11. To say that the findings of fact of legislative agencies may be made conclusive where constitutional rights of liberty and property are involved, although the evidence clearly establishes that the findings are wrong and that constitutional rights have been invaded, is to place those rights at the mercy of administrative officials and seriously impair the security inherent in our judicial safeguards. P. 298 U. S. 52.
12. The judicial duty to examine the weight of the evidence exists for the protection of property rights, as well as rights of liberty, under the Constitution. P. 298 U. S. 52.
13. Under our system, there is no warrant for the view that the judicial power of a competent court can be circumscribed by any legislative arrangement designed to give effect to administrative action going beyond the limits of constitutional authority. P. 298 U. S. 52.
14. In determining whether a legislative rate consists with due process under the Constitution, the question is whether the legislative action has passed beyond the lowest limit of the permitted zone of reasonableness into the forbidden reaches of confiscation; the judicial scrutiny must of necessity take into account the entire legislative process, including the reasoning and findings upon which the legislative action rests; the complaining party carries the burden of making a convincing showing, and the court will not interfere with the exercise of the ratemaking power unless confiscation is clearly established. P. 298 U. S. 53.
15. Primary or subordinate findings of fact made by a legislative agency in fixing a rate will not be disturbed save as in particular instances they are plainly shown to be overborne. P. 298 U. S. 54.
16. Upon the question whether rates fixed by the Secretary of Agriculture for a stockyards company under the Packers & Stockyards Act are confiscatory, the Court in this case examines the
evidence and sustains findings made by the District Court and findings of the Secretary adopted by that court as to: (1) value of land used and useful in the business, p. 298 U.S. 56, (2) value of structures; existing depreciation, p. 298 U. S. 61; (3) going concern value, p. 298 U. S. 62, (4) annual depreciation allowance, p. 298 U. S. 65, and (5) income, p. 298 U. S. 68.
17. In fixing rates under the Packers & Stockyards Act, the Secretary of Agriculture was not estopped by findings and allowances made in an earlier proceeding which was abandoned.
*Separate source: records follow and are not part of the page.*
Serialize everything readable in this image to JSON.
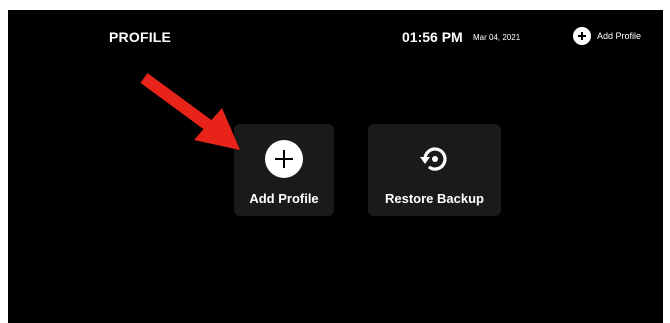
{
  "header": {
    "title": "PROFILE",
    "time": "01:56 PM",
    "date": "Mar 04, 2021",
    "add_profile_label": "Add Profile"
  },
  "tiles": [
    {
      "label": "Add Profile",
      "icon": "plus-circle-icon"
    },
    {
      "label": "Restore Backup",
      "icon": "restore-icon"
    }
  ],
  "annotation": {
    "icon": "red-arrow-icon",
    "color": "#e8231a"
  },
  "colors": {
    "background": "#000000",
    "tile": "#1a1a1a",
    "text": "#ffffff"
  }
}
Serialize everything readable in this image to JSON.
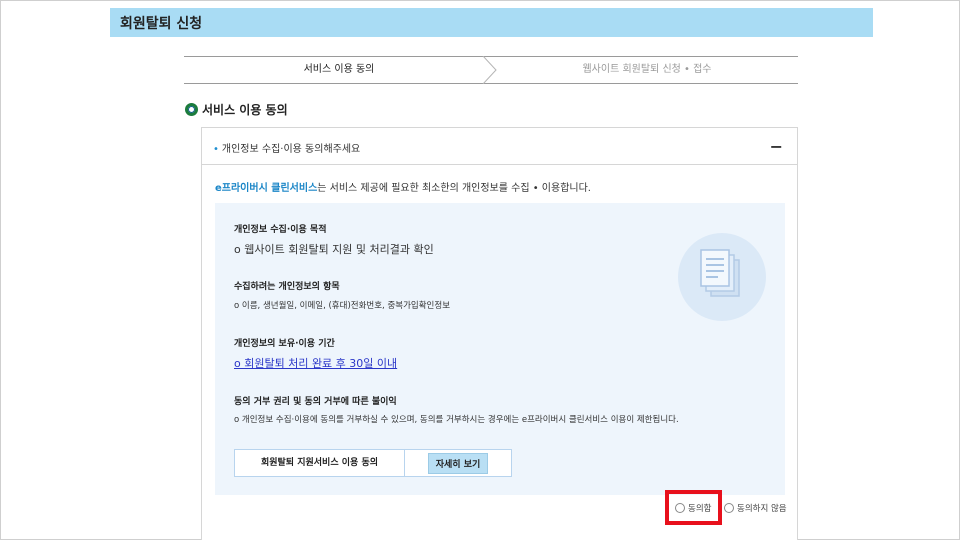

P. 298 U. S. 63.
18. In fixing rates of a stockyards company, a hotel run at a loss and not helpful to the stockyards business is properly excluded from the rate base. P. 298 U. S. 57.
19. Land, as part of the property valued in fixing rates, should be allowed its fair market value for all available uses and purposes, including value due to special adaptation to particular purposes, but excluding increments of value due to the public use. P. 298 U. S. 59.
20. In fixing rates, a separate allowance of going concern value supported only by assumptions and speculations of an expert, held properly denied. P. 298 U. S. 62.
21. In fixing rates for stockyards service, it was open to the Secretary of Agriculture to increase a company's charges for the use of feed lots, owned by it and included in the rate base, upon the ground that the existing charges produced discrimination and should be made reasonable for all customers, and it was not necessary to permit the company an alternative in removing the discrimination. P. 298 U. S. 67.
22. In fixing rates under the Act, the Secretary may classify them. P. 298 U. S. 69.
23. If rates, reasonable when fixed under the Packers & Stockyards Act, are shown by subsequent test to have become unreasonably low, application may be made to the Secretary of Agriculture to have them modified. P. 298 U. S. 72.
11 F. Supp. 322 affirmed.
Appeal from a decree of the District Court of three judges which dismissed a bill to enjoin enforcement of rates fixed by the Secretary of Agriculture under the Packers & Stockyards Act.